If you follow the instructions in the orignal tip, you'll have a nice looking display of all the folders on your hard disk. ;-)

JackOfAllTech
JackOfAllTech

Just configure notepad (or whatever editor you're using) to use MS Line Draw or Courier New. Ralph edited for close paren.

digital_world2001
digital_world2001

i hink you have missed MS-Dos option after inserting the file tree.

sethlev
sethlev

Try using the /A switch. i.e., TREE /A > TREE.RTF This uses the straight ASCII set and looks fine. Good luck!

mwlahn.subscriptions
mwlahn.subscriptions

Make sure when you do open the RTF file that you use the MS-DOS file conversion formatting. That will give you the correct format. If you use Windows(Default) or Japanese (Shift-JIS), as my current machine wanted to default to, your tree will look like garbage. Another alternative is to use TREE /A to use ASCII characters instead of the the MS-DOS Extended characters. Not as pretty, but it works!

Neon Samurai
Neon Samurai

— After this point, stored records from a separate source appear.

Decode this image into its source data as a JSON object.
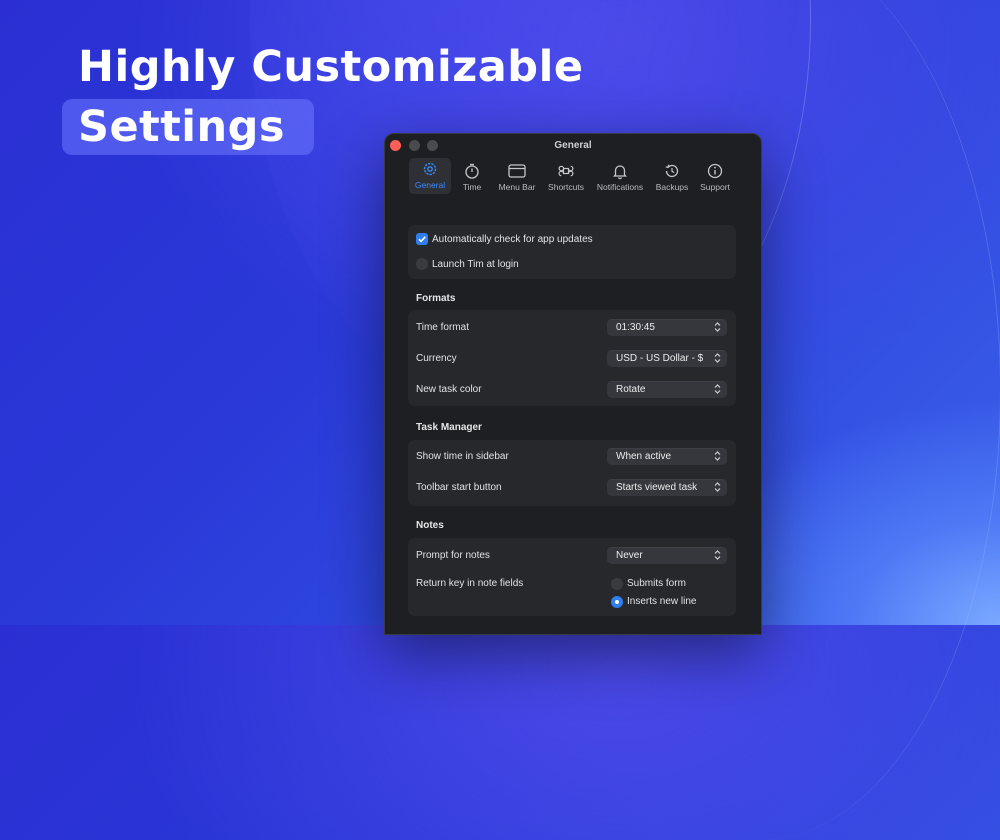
{
  "headline": {
    "line1": "Highly Customizable",
    "line2": "Settings"
  },
  "window": {
    "title": "General"
  },
  "toolbar": {
    "items": [
      {
        "label": "General",
        "icon": "gear-icon",
        "active": true
      },
      {
        "label": "Time",
        "icon": "stopwatch-icon"
      },
      {
        "label": "Menu Bar",
        "icon": "menubar-icon"
      },
      {
        "label": "Shortcuts",
        "icon": "command-icon"
      },
      {
        "label": "Notifications",
        "icon": "bell-icon"
      },
      {
        "label": "Backups",
        "icon": "history-icon"
      },
      {
        "label": "Support",
        "icon": "info-icon"
      }
    ]
  },
  "general": {
    "auto_update_label": "Automatically check for app updates",
    "auto_update_checked": true,
    "launch_login_label": "Launch Tim at login",
    "launch_login_checked": false
  },
  "formats": {
    "heading": "Formats",
    "time_format_label": "Time format",
    "time_format_value": "01:30:45",
    "currency_label": "Currency",
    "currency_value": "USD - US Dollar - $",
    "task_color_label": "New task color",
    "task_color_value": "Rotate"
  },
  "task_manager": {
    "heading": "Task Manager",
    "sidebar_time_label": "Show time in sidebar",
    "sidebar_time_value": "When active",
    "toolbar_start_label": "Toolbar start button",
    "toolbar_start_value": "Starts viewed task"
  },
  "notes": {
    "heading": "Notes",
    "prompt_label": "Prompt for notes",
    "prompt_value": "Never",
    "return_key_label": "Return key in note fields",
    "option_submit": "Submits form",
    "option_newline": "Inserts new line",
    "selected_option": "Inserts new line"
  },
  "colors": {
    "accent": "#2f80ed",
    "close": "#ff5f57",
    "window_bg": "#1e1f22",
    "card_bg": "#27282c"
  }
}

I see your point. The Dos character set does not cross over directly to GUI character set. I might argue that that's yet another user-unfriendly bug in windows but this isn't that discussion. Regardless of cause, .wri and .rtf retain that pretty view but hidden behind the GUI unfriendly characters. My goal was to avoid touching the mouse just to open the file after. I belive the article recommended running tree > tmp.rtf then opening a program and opening the file throguh the dialogue. That's just way too much mucking about with the misserable mouse when it's not needed. (side: double ">>" will append rather than overwrite) Note: the tmp.txt file is not damaged in any way, if open it in Word manually or by renaming to ".rtf" and double clikcing (start tmp.rtf) word will open and convert to display the line characters properly. These are probably now exacly like the recommendation except for avoiding the mouse. 1. win+r 2. tree > tmp.rtf 3. start tmp.rtf I think Wordpad may open if Office is not installed and your still opening through Start.exe so you don't need to slow down by using the mouse. Alternatively, if you remain in the Dos environment completely. 1. win+r 2. tree > tmp.txt 3. edit tmp.txt I've also used Edit often to conver Unix ascii files since it'll properly open them then naturally save them as a Dos/Windows friendly text.

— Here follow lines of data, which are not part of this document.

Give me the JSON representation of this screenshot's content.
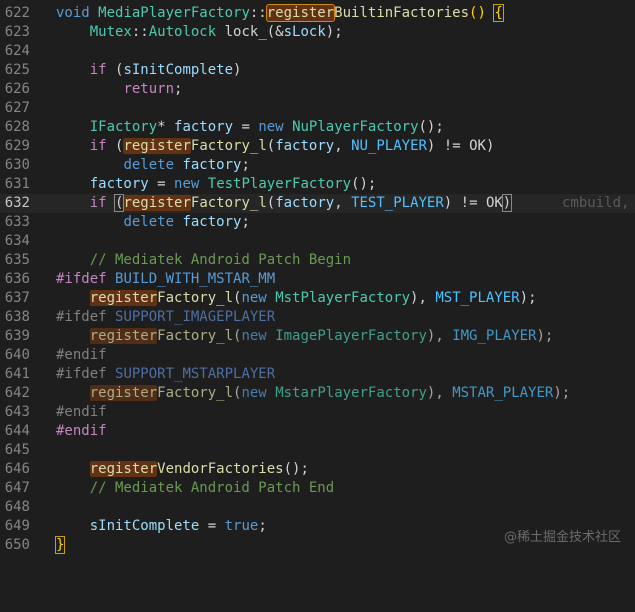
{
  "lines": {
    "n622": "622",
    "n623": "623",
    "n624": "624",
    "n625": "625",
    "n626": "626",
    "n627": "627",
    "n628": "628",
    "n629": "629",
    "n630": "630",
    "n631": "631",
    "n632": "632",
    "n633": "633",
    "n634": "634",
    "n635": "635",
    "n636": "636",
    "n637": "637",
    "n638": "638",
    "n639": "639",
    "n640": "640",
    "n641": "641",
    "n642": "642",
    "n643": "643",
    "n644": "644",
    "n645": "645",
    "n646": "646",
    "n647": "647",
    "n648": "648",
    "n649": "649",
    "n650": "650"
  },
  "t": {
    "void": "void",
    "mpf": "MediaPlayerFactory",
    "colon2": "::",
    "register": "register",
    "builtin_rest": "BuiltinFactories",
    "parens_open": "() ",
    "brace_open": "{",
    "mutex": "Mutex",
    "autolock": "Autolock",
    "lock_decl": " lock_(&",
    "slock": "sLock",
    "close_semi": ");",
    "if": "if",
    "sp_paren": " (",
    "sinit": "sInitComplete",
    "close_paren": ")",
    "return": "return",
    "semi": ";",
    "ifactory": "IFactory",
    "star": "* ",
    "factory": "factory",
    "eq_new_sp": " = ",
    "new": "new",
    "nuplayer": "NuPlayerFactory",
    "call_end": "();",
    "factory_l": "Factory_l",
    "paren_open": "(",
    "comma_sp": ", ",
    "nu_player": "NU_PLAYER",
    "ne_ok": ") != OK",
    "ne_ok_tail": " != OK",
    "delete": "delete",
    "testplayer": "TestPlayerFactory",
    "test_player": "TEST_PLAYER",
    "ok_sp": ") != ",
    "ok": "OK",
    "paren_close": ")",
    "ghost": "cmbuild,",
    "cm_begin": "// Mediatek Android Patch Begin",
    "ifdef": "#ifdef",
    "build_mstar": "BUILD_WITH_MSTAR_MM",
    "mst_factory": "MstPlayerFactory",
    "mst_player": "MST_PLAYER",
    "support_image": "SUPPORT_IMAGEPLAYER",
    "image_factory": "ImagePlayerFactory",
    "img_player": "IMG_PLAYER",
    "endif": "#endif",
    "support_mstar": "SUPPORT_MSTARPLAYER",
    "mstar_factory": "MstarPlayerFactory",
    "mstar_player": "MSTAR_PLAYER",
    "vendor_rest": "VendorFactories",
    "cm_end": "// Mediatek Android Patch End",
    "assign": " = ",
    "true": "true",
    "brace_close": "}"
  },
  "watermark": "@稀土掘金技术社区",
  "colors": {
    "background": "#1e1e1e",
    "keyword": "#569cd6",
    "type": "#4ec9b0",
    "function": "#dcdcaa",
    "variable": "#9cdcfe",
    "comment": "#6a9955",
    "highlight": "#613214"
  }
}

Neon Samurai
Neon Samurai

On one hand, it's worth noting that your machine is locked down properly with restricted rights. On the other hand.. booo.. admin rights to redirect a directory output to file. I can't tell if it would be restrictions against tree.exe or not. Notepad and Start are both user level. Thanks for the bug report though. I hadn't had that issue but it's good to know it exists.

justme
justme

use the command tree /a > tmp.txt for readability